Cone CD. Transmembrane Potentials and Characteristics of Immune and Tumor Cells. Boca Raton, Florida: CRC Press; 1985.  Back to cited text no. 37
    
38.
Cope FW. A medical application of the Ling association-induction hypothesis: The high potassium, low sodium diet of the Gerson cancer therapy. Physiol Chem Phys 1978;10:465-8.  Back to cited text no. 38
    
39.
Liang F, Schulte BA, Qu C, Hu W, Shen Z. Inhibition of the calcium- and voltage-dependent big conductance potassium channel ameliorates cisplatin-induced apoptosis in spiral ligament fibrocytes of the cochlea. Neuroscience 2005;135:263-71.  Back to cited text no. 39
    
40.
Ma YG, Liu WC, Dong S, Du C, Wang XJ, Li JS, et al. Activation of BK(Ca) channels in zoledronic acid-induced apoptosis of MDA-MB-231 breast cancer cells. PLoS One 2012;7:e37451.  Back to cited text no. 40
    
41.
Hughes FM Jr, Bortner CD, Purdy GD, Cidlowski JA. Intracellular K+suppresses the activation of apoptosis in lymphocytes. J Biol Chem 1997;272:30567-76.  Back to cited text no. 41
    
42.
Bortner CD, Cidlowski JA. A necessary role for cell shrinkage in apoptosis. Biochem Pharmacol 1998;56:1549-59.  Back to cited text no. 42
    


    Figures

  [Figure 1], [Figure 2], [Figure 3]



 

Top
 
 
  Search
 
Similar in PUBMED
 Related articles
Access Statistics
Email Alert *
Add to My List *
* Registration required (free)

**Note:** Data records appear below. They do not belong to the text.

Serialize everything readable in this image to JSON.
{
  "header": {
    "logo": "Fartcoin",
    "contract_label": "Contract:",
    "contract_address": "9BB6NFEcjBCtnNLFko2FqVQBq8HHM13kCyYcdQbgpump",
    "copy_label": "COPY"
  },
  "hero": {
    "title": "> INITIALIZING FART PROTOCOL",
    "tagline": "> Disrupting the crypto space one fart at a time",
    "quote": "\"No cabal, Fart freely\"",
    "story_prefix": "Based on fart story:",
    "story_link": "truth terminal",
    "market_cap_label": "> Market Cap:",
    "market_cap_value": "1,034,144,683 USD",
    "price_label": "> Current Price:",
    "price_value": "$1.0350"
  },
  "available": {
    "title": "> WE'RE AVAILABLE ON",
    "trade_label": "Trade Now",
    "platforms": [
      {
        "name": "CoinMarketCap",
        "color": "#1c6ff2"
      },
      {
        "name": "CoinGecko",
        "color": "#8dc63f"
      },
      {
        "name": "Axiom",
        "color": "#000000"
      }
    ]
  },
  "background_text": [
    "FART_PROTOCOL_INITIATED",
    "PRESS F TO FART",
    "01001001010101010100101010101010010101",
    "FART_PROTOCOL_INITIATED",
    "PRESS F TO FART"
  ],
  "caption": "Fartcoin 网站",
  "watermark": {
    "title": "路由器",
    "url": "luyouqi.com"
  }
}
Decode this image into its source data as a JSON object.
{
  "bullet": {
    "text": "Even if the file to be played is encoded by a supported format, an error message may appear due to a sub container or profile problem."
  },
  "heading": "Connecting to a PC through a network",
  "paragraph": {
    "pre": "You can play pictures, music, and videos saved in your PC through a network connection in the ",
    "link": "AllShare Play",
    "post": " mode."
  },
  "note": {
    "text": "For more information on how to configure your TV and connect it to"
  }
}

  >Abstract>Introduction>Materials and Me...>Results>Discussion>Acknowledgments>Article Figures
  In this article
>References

 Article Access Statistics
    Viewed2593    
    Printed53    
    Emailed0    
    PDF Downloaded138    
    Comments [Add]    

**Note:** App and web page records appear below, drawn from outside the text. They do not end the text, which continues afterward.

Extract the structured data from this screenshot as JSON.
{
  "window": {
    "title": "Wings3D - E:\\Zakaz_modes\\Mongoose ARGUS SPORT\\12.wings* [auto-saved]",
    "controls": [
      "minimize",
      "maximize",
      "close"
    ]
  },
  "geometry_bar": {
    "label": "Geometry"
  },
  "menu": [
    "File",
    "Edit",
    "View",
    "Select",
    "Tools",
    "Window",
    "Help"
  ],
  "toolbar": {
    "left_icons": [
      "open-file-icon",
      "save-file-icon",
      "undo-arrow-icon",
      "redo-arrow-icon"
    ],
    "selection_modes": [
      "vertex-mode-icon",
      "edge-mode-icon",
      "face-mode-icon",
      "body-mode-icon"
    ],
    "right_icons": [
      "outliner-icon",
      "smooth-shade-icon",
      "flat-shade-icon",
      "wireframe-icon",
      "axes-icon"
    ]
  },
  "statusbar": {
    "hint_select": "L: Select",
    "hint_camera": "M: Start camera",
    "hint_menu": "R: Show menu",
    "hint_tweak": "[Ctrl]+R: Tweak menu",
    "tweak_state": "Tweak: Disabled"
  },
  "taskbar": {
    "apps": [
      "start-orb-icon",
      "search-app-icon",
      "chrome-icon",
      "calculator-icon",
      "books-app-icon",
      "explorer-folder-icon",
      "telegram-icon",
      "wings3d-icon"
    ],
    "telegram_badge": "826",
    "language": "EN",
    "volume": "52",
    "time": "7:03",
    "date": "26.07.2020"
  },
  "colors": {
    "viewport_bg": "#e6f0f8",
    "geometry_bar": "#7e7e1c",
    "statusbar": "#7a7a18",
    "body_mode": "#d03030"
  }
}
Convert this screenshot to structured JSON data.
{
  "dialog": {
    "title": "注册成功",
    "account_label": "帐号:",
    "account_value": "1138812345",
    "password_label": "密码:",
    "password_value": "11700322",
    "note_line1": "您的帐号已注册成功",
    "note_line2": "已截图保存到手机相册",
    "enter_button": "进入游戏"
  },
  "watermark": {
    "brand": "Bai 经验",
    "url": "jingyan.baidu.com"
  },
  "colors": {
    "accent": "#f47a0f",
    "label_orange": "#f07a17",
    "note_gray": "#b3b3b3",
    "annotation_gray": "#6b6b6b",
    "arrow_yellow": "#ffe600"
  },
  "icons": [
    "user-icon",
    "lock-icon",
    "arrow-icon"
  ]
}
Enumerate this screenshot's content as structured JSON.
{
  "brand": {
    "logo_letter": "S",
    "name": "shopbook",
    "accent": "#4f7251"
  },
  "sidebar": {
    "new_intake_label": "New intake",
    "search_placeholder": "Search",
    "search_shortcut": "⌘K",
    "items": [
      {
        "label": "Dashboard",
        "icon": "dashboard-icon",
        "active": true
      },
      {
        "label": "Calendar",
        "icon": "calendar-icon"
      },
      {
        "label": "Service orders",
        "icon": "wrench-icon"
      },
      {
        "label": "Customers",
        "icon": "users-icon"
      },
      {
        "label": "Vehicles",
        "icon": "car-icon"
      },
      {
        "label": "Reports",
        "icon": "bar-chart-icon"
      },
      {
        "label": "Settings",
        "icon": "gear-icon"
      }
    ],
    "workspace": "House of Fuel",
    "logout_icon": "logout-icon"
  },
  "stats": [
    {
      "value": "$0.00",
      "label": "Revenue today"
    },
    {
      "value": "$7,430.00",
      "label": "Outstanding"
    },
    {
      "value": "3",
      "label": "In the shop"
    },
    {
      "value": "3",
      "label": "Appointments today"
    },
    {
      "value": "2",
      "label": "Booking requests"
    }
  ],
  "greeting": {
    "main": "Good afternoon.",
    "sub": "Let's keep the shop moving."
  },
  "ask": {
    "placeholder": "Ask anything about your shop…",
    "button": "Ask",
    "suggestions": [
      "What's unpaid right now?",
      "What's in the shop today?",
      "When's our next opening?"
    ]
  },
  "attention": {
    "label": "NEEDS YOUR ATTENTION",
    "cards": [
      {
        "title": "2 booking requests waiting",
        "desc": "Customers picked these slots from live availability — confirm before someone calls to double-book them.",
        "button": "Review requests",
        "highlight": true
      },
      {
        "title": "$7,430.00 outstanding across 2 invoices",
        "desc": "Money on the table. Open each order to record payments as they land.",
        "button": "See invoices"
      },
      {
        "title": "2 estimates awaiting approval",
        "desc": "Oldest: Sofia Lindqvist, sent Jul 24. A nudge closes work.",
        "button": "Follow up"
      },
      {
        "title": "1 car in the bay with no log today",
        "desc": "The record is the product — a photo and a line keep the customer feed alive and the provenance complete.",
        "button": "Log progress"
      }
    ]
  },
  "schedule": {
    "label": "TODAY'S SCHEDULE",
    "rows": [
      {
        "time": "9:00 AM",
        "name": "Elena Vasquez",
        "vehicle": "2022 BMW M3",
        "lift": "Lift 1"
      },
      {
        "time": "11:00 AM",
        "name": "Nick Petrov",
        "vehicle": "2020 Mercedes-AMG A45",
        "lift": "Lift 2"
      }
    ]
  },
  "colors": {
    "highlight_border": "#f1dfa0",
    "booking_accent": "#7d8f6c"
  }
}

Recommend this journal


[TAG2]
[TAG3]
[TAG4]